Data is critical for enabling the clinical development for cell and gene therapies in rare diseases in part because of the compressed development timeline for these treatments relative to other drugs and biologics. Having adequate data is essential for gaining insight into designing a clinical trial for therapy and identifying potential endpoints. Because trials for these therapies often rely on small patient populations, they may be performed without a comparator arm, with natural history studies serving as an alternative to using a placebo control.
The emergence of cell and gene therapies, though, adds to the data demands on drug developers as pressure from regulators and payers adds to the data burden they face. As data requirements have grown, cell, and gene therapy developers wonder how to meet their data demands best.
“It’s a challenge for drug developers to maintain registries,” said RARE-X board member Betsy Bogard, who is a program leader in early development at the gene therapy developer AVROBIO, and chair of the research committee of the rare disease organization International Fibrodysplasia Ossificans Progressiva Association. “There’s a need to collect data over the long-term. Doing it in a shared platform might be more sustainable than trying to have one single drug developer support a single registry.”
A McKinsey & Company report from 2019 on the opportunities and challenges for gene therapy notes that clinical development organizations will need to make “significant” data collection investments beyond launch. These investments include patient registries, confirmatory trials, and innovative usage of real-world data to monitor safety and efficacy over extended periods, in addition to continuing to build the value story.
The U.S. Food and Drug Administration requires gene therapy producers to provide up to 15 years of follow-up data on their products. The agency wants to understand not only how long the benefits they provide last, but whether there are safety issues that become apparent over time, such as whether the therapy can increase the risk of developing cancer.
For payers, the concern is figuring out the value of these high-priced therapies. A gene therapy that cures a rare disease and may prevent the need for a costly enzyme replacement therapy could justify a heftier price tag than one that has its benefits slowly fade over time.
“Payers need assurance that there’s value for money,” said Bogard. “They also need a data source to demonstrate that the gene therapy that they’ve paid for is safe and durable, and provides a meaningful clinical benefit. And the payers typically don’t really want the data coming from the drug developer themselves. They either want data from their own claims data sets or potentially from a third party.”
That creates an opportunity for the rare disease patient community to serve as stewards of their data. Doing so can ensure data gets to all of the groups that need it to accelerate the development of new therapies and make sure the ones that are approved are as safe and effective as they are believed to be.

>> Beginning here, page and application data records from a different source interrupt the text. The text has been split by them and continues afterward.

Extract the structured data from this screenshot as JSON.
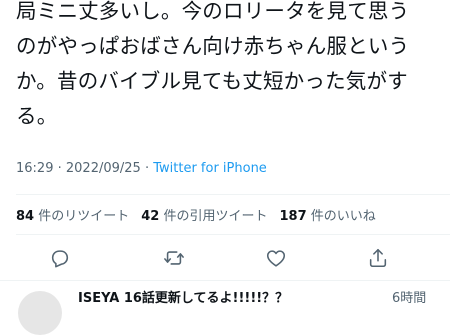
{
  "tweet": {
    "text": "局ミニ丈多いし。今のロリータを見て思う\nのがやっぱおばさん向け赤ちゃん服という\nか。昔のバイブル見ても丈短かった気がす\nる。",
    "time": "16:29",
    "separator": " · ",
    "date": "2022/09/25",
    "source": "Twitter for iPhone"
  },
  "stats": {
    "retweets": {
      "count": "84",
      "label": "件のリツイート"
    },
    "quotes": {
      "count": "42",
      "label": "件の引用ツイート"
    },
    "likes": {
      "count": "187",
      "label": "件のいいね"
    }
  },
  "actions": {
    "reply_icon": "reply-icon",
    "retweet_icon": "retweet-icon",
    "like_icon": "heart-icon",
    "share_icon": "share-icon"
  },
  "reply": {
    "name": "ISEYA 16話更新してるよ!!!!!？？",
    "time": "6時間"
  },
  "colors": {
    "text": "#0f1419",
    "secondary": "#536471",
    "link": "#1d9bf0",
    "divider": "#eff3f4"
  }
}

“Right now, there is no uniform platform for doing this and there is not a playbook in place yet for doing it in a way that’s going to meet the requirements for all the regulators and payers. It has to be created,” said RARE-X board member Morrie Ruffin, who is managing partner for the consulting firm Adjuvant Consulting and executive director of the Alliance for Regenerative Medicine Foundation for Cell and Gene Medicine. “These types of registries do not exist. There are a few companies, including some of the larger pharma companies, that have started to invest in this, but it’s not trivial. It’s pretty daunting for a lot of the small- and medium-sized companies.”
Patient organizations may be well-positioned to oversee patient data, ensure access, and eliminate demands on patients and clinicians having to provide data anew to different entities each time a new treatment emerges from a different drug company. It can also provide therapy developers with critical data sets that are ready to use and immediately accessible, an alternative to the time consuming and expensive process of collecting data during the development cycle.
The problem is that most patient organizations lack the financial muscle and technical expertise to build the infrastructure necessary to take on such a role. That’s where RARE-X has an opportunity to have an impact by providing a platform to enable patient organizations to build data sets robust enough to meet the expectations of regulators, drug developers, and payers.
Ruffin believes the next wave of gene and cell therapy programs will be an early test for the industry as a number of significant product approvals are anticipated in the next two to three years. With those approvals will come significant outcomes data reporting and long-term follow-up requirements. He said the question would be, how will they satisfy the regulators and satisfy the payers?
“They’re going to need to do it, and they’re going to have to do it quickly,” he said. “There’s some urgency attached to this.”